Paul Walker Death Due to Product Defect?
Recent reports and ongoing investigations are currently suggesting that there may have been a product defect in the car. Both Paul Walker and Rodas were more than capable of handling the Porsche, and there had been no indication of racing, distracted driving or driving under the influence. Several factors lead investigators to believe that a product defect could have been the cause of the accident.
A video released shows that the fire that engulfed the Porsche did not erupt until a full minute after the car clipped a light pole. The conclusion, based on a security camera video, shows black smoke beginning to rise from the scene of the crash 60 seconds after the light pole and a tree fall to the ground. Recent autopsy results show that Rodas was dead on impact from multiple traumatic injuries, but Paul Walker died from a combination of impact and the fire, leaving many to wonder if he was knocked unconscious and subsequently inhaled the smoke, unable to escape the vehicle.
A Product Defect Could Be Grounds for Legal Action
The 2005 Porsche Carrera GT is not like other traditional cars in that its maximum speed tops out at 208 miles per hour and it boasts more than 600 horsepower and a powerful V10 engine. Experts agree that the car was not for novices, and that the Carrera GT program started as a racing program. Although the vehicle is notoriously difficult to drive and is purely a racer’s car, both Paul Walker and Rodas, a professional racecar driver, had more than enough experience in handling these types of vehicles.
Racecar driver Randy Pobst coached the actors, including Walker, in the second “Fast & Furious” film – a series for which Walker was well-known. Pobst stated that Paul Walker was a natural car guy and by far the best driver, giving no indication that Walker nor his partner would be unable to maneuver the difficult Carrera GT. Instead, as investigators continue to look into the accident in an attempt to put the puzzle pieces together, some speculate that a product defect in the car itself could likely be the cause of the incident.
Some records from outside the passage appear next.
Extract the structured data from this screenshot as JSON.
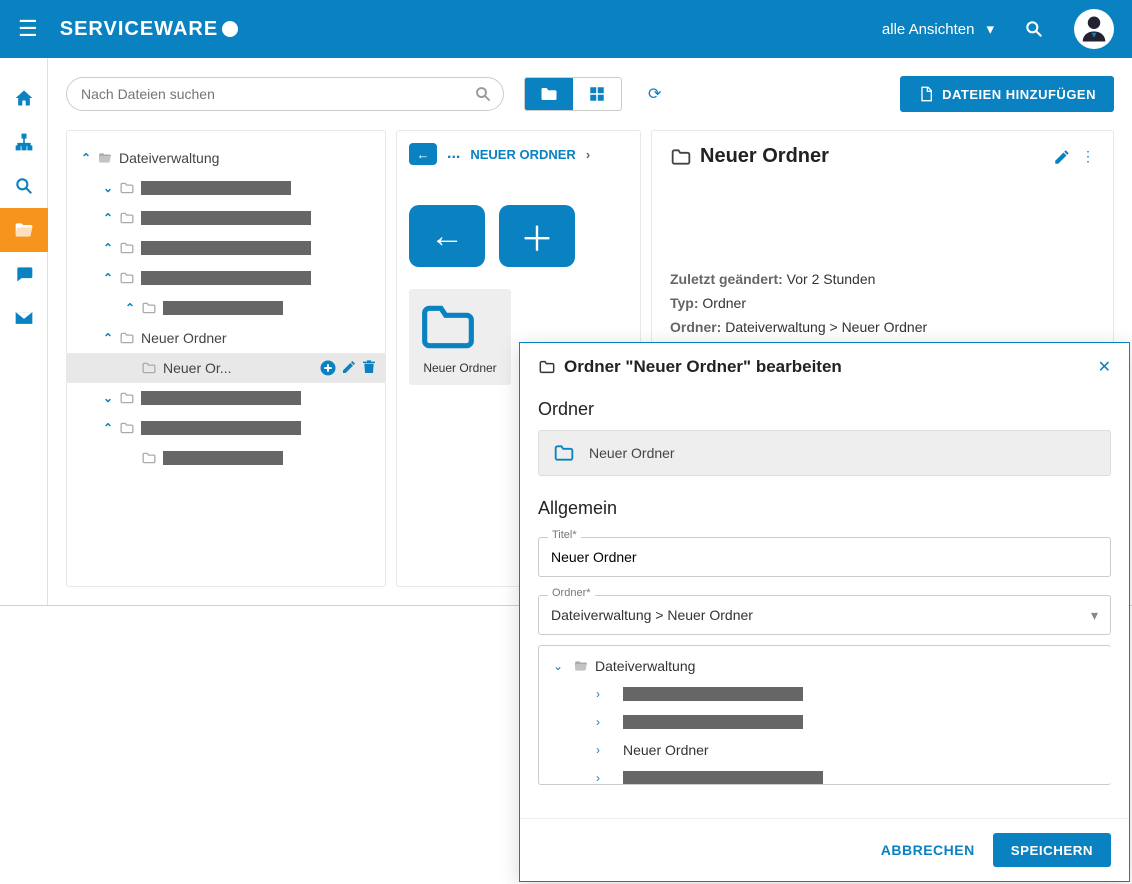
{
  "topbar": {
    "brand": "SERVICEWARE",
    "view_selector": "alle Ansichten"
  },
  "search": {
    "placeholder": "Nach Dateien suchen"
  },
  "toolbar": {
    "add_files": "DATEIEN HINZUFÜGEN"
  },
  "tree": {
    "root": "Dateiverwaltung",
    "new_folder": "Neuer Ordner",
    "new_or": "Neuer Or..."
  },
  "breadcrumb": {
    "dots": "...",
    "label": "NEUER ORDNER"
  },
  "tile": {
    "label": "Neuer Ordner"
  },
  "detail": {
    "title": "Neuer Ordner",
    "last_modified_label": "Zuletzt geändert:",
    "last_modified_value": "Vor 2 Stunden",
    "type_label": "Typ:",
    "type_value": "Ordner",
    "path_label": "Ordner:",
    "path_value": "Dateiverwaltung > Neuer Ordner"
  },
  "dialog": {
    "title": "Ordner \"Neuer Ordner\" bearbeiten",
    "sec_folder": "Ordner",
    "chip_label": "Neuer Ordner",
    "sec_general": "Allgemein",
    "title_field_label": "Titel*",
    "title_field_value": "Neuer Ordner",
    "folder_field_label": "Ordner*",
    "folder_field_value": "Dateiverwaltung > Neuer Ordner",
    "tree_root": "Dateiverwaltung",
    "tree_item": "Neuer Ordner",
    "cancel": "ABBRECHEN",
    "save": "SPEICHERN"
  }
}
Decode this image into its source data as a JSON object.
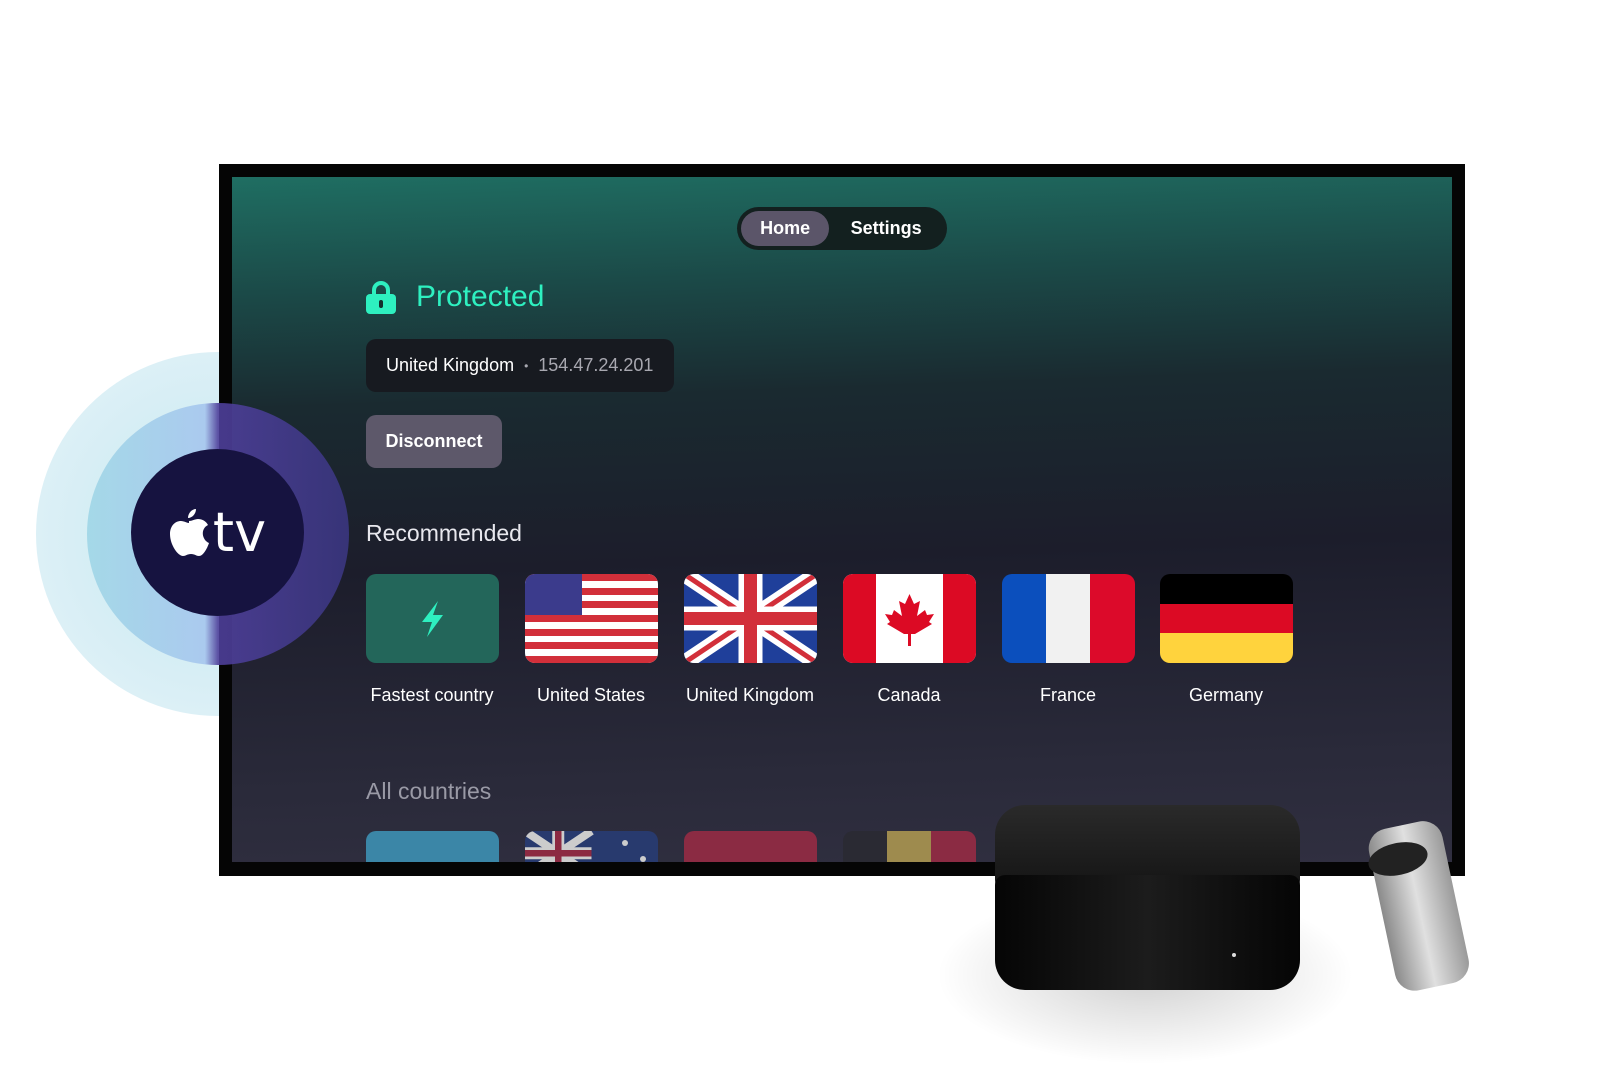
{
  "nav": {
    "tabs": [
      {
        "label": "Home",
        "active": true
      },
      {
        "label": "Settings",
        "active": false
      }
    ]
  },
  "status": {
    "label": "Protected",
    "icon": "lock-icon",
    "color": "#2ef0c0"
  },
  "connection": {
    "country": "United Kingdom",
    "separator": "•",
    "ip": "154.47.24.201"
  },
  "disconnect_label": "Disconnect",
  "recommended": {
    "title": "Recommended",
    "items": [
      {
        "label": "Fastest country",
        "icon": "lightning-icon"
      },
      {
        "label": "United States",
        "flag": "us"
      },
      {
        "label": "United Kingdom",
        "flag": "gb"
      },
      {
        "label": "Canada",
        "flag": "ca"
      },
      {
        "label": "France",
        "flag": "fr"
      },
      {
        "label": "Germany",
        "flag": "de"
      }
    ]
  },
  "all_countries": {
    "title": "All countries"
  },
  "badge": {
    "logo": "apple tv"
  }
}
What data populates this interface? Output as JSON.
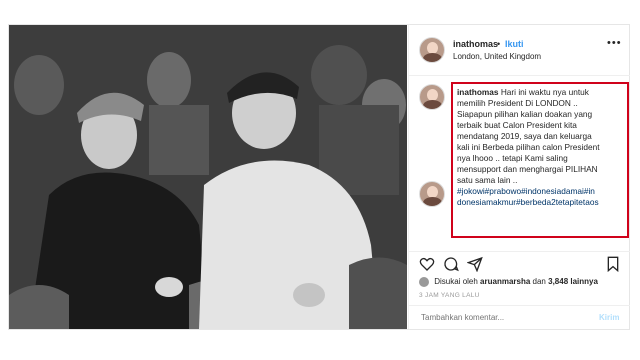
{
  "post": {
    "username": "inathomas",
    "separator": "•",
    "follow_label": "Ikuti",
    "location": "London, United Kingdom",
    "more_label": "•••"
  },
  "caption": {
    "username": "inathomas",
    "lines": [
      "Hari ini waktu nya untuk",
      "memilih President Di LONDON ..",
      "Siapapun pilihan kalian doakan yang",
      "terbaik buat Calon President kita",
      "mendatang 2019, saya dan keluarga",
      "kali ini Berbeda pilihan calon President",
      "nya lhooo .. tetapi Kami saling",
      "mensupport dan menghargai PILIHAN",
      "satu sama lain ..",
      "#jokowi#prabowo#indonesiadamai#in",
      "donesiamakmur#berbeda2tetapitetaos"
    ]
  },
  "likes": {
    "prefix": "Disukai oleh",
    "user": "aruanmarsha",
    "connector": "dan",
    "count": "3,848 lainnya"
  },
  "timestamp": "3 JAM YANG LALU",
  "comment_input": {
    "placeholder": "Tambahkan komentar..."
  },
  "post_button": "Kirim",
  "icons": {
    "like": "heart-icon",
    "comment": "comment-icon",
    "share": "share-icon",
    "save": "bookmark-icon"
  },
  "colors": {
    "link_blue": "#3897f0",
    "highlight_red": "#d0021b",
    "text": "#262626"
  }
}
When a product defect, as it may be the case with the 2005 Porsche Carrera GT, leads to injury or death even with proper use, the consequences can be devastating. Depending on the circumstances surrounding the incident, those injured or families of deceased loved ones may be entitled to file claims to seek compensation for injuries or wrongful death. Product liability lawyers are experienced in handling these cases, and while no amount of financial compensation can take away the trauma or the loss of a life, filing a claim can help surviving family members to be able to handle the finances associated with injury or death and allow them the time to grieve that they deserve.